12.1 Synopsis

The LinearElasticSolver is a solver for solving the linear elasticity equations in two and three dimensions. Whilst this may be suitable for simple solid mechanics problems, its main purpose is for use for mesh deformation and high-order mesh generation, whereby the finite element mesh is treated as a solid body, and the deformation is applied at the boundary in order to curve the interior of the mesh.

Currently the following equation systems are supported:




Solves the linear elastic equations.


A multi-step variant of the elasticity solver, which breaks a given deformation into multiple steps, and applies the deformation to a mesh.

12.1.1 The linear elasticity equations

The linear elasticity equations model how a solid body deforms under the application of a ‘small’ deformation or strain. The formulation starts with the equilibrium of forces represented by the equation

∇ ⋅S + f = 0  in  Ω

where S is the stress tensor and f denotes a spatially-varying force. We further assume that the stress tensor S incorporates elastic and, optionally, thermal stresses that can be switched on to assist in mesh deformation applications. We assume these can be decomposed so that S is written as

S = Se + St,

where the subscripts e and t denote the elastic and thermal terms respectively. We adopt the usual linear form of the elastic stress tensor as

Se = λTr (E )I + μE,

where λ and μ are the Lamé constants, E represents the strain tensor, and I is the identity tensor. For small deformations, the strain tensor E is given as

      (         )
E = 1- ∇u  + ∇ut

where u is the two- or three-dimensional vector of displacements. The boundary conditions required to close the problem consist of prescribed displacements at the boundary ∂Ω, i.e.

u = ^u   in ∂Ω.

We further express the Lamé constants in terms of the Young’s modulus E and Poisson ratio ν as

         νE                   E
λ = (1+-ν-)(1---2ν),    μ = 2(1-+-ν).

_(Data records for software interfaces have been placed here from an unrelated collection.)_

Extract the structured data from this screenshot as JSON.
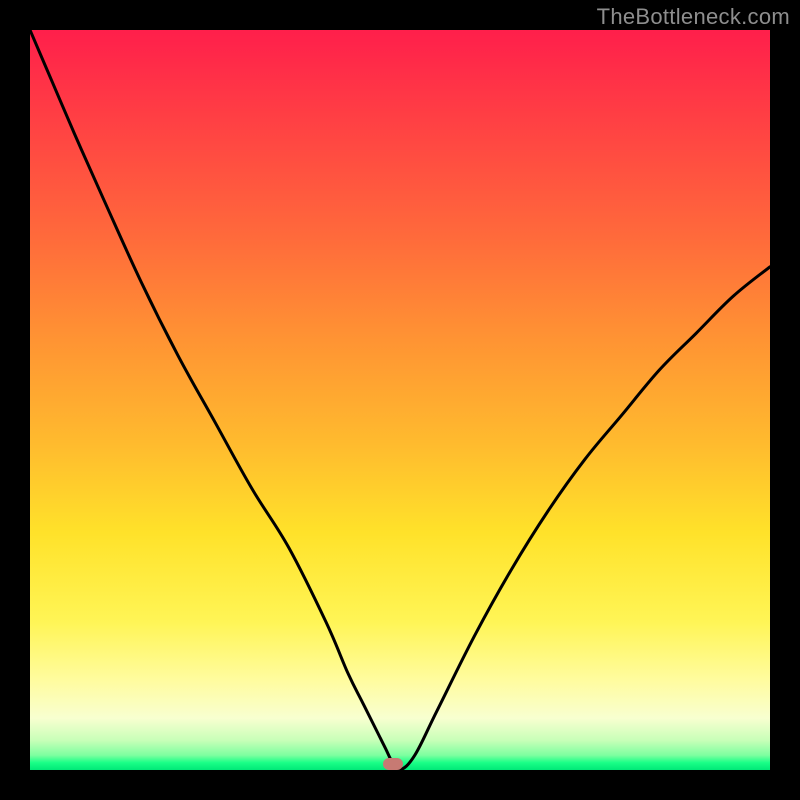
{
  "watermark": "TheBottleneck.com",
  "chart_data": {
    "type": "line",
    "title": "",
    "xlabel": "",
    "ylabel": "",
    "xlim": [
      0,
      100
    ],
    "ylim": [
      0,
      100
    ],
    "grid": false,
    "legend": false,
    "background": {
      "type": "vertical-gradient",
      "stops": [
        {
          "pos": 0,
          "color": "#ff1f4b"
        },
        {
          "pos": 10,
          "color": "#ff3a45"
        },
        {
          "pos": 28,
          "color": "#ff6a3b"
        },
        {
          "pos": 42,
          "color": "#ff9433"
        },
        {
          "pos": 56,
          "color": "#ffbb2e"
        },
        {
          "pos": 68,
          "color": "#ffe22a"
        },
        {
          "pos": 80,
          "color": "#fff556"
        },
        {
          "pos": 88,
          "color": "#fffca0"
        },
        {
          "pos": 93,
          "color": "#f8ffd0"
        },
        {
          "pos": 96,
          "color": "#c8ffb8"
        },
        {
          "pos": 98,
          "color": "#7effa0"
        },
        {
          "pos": 99,
          "color": "#1aff87"
        },
        {
          "pos": 100,
          "color": "#00e878"
        }
      ]
    },
    "series": [
      {
        "name": "bottleneck-curve",
        "color": "#000000",
        "x": [
          0,
          3,
          6,
          10,
          15,
          20,
          25,
          30,
          35,
          40,
          43,
          45,
          47,
          48,
          49,
          50,
          52,
          55,
          60,
          65,
          70,
          75,
          80,
          85,
          90,
          95,
          100
        ],
        "y": [
          100,
          93,
          86,
          77,
          66,
          56,
          47,
          38,
          30,
          20,
          13,
          9,
          5,
          3,
          1,
          0,
          2,
          8,
          18,
          27,
          35,
          42,
          48,
          54,
          59,
          64,
          68
        ]
      }
    ],
    "marker": {
      "x": 49,
      "y": 0.5,
      "color": "#c77a73"
    },
    "frame_color": "#000000"
  }
}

The Poisson ratio, valid in the range ν < 1
2, is a measure of the compressibility of the body, and the Young’s modulus E > 0 is a measure of its stiffness.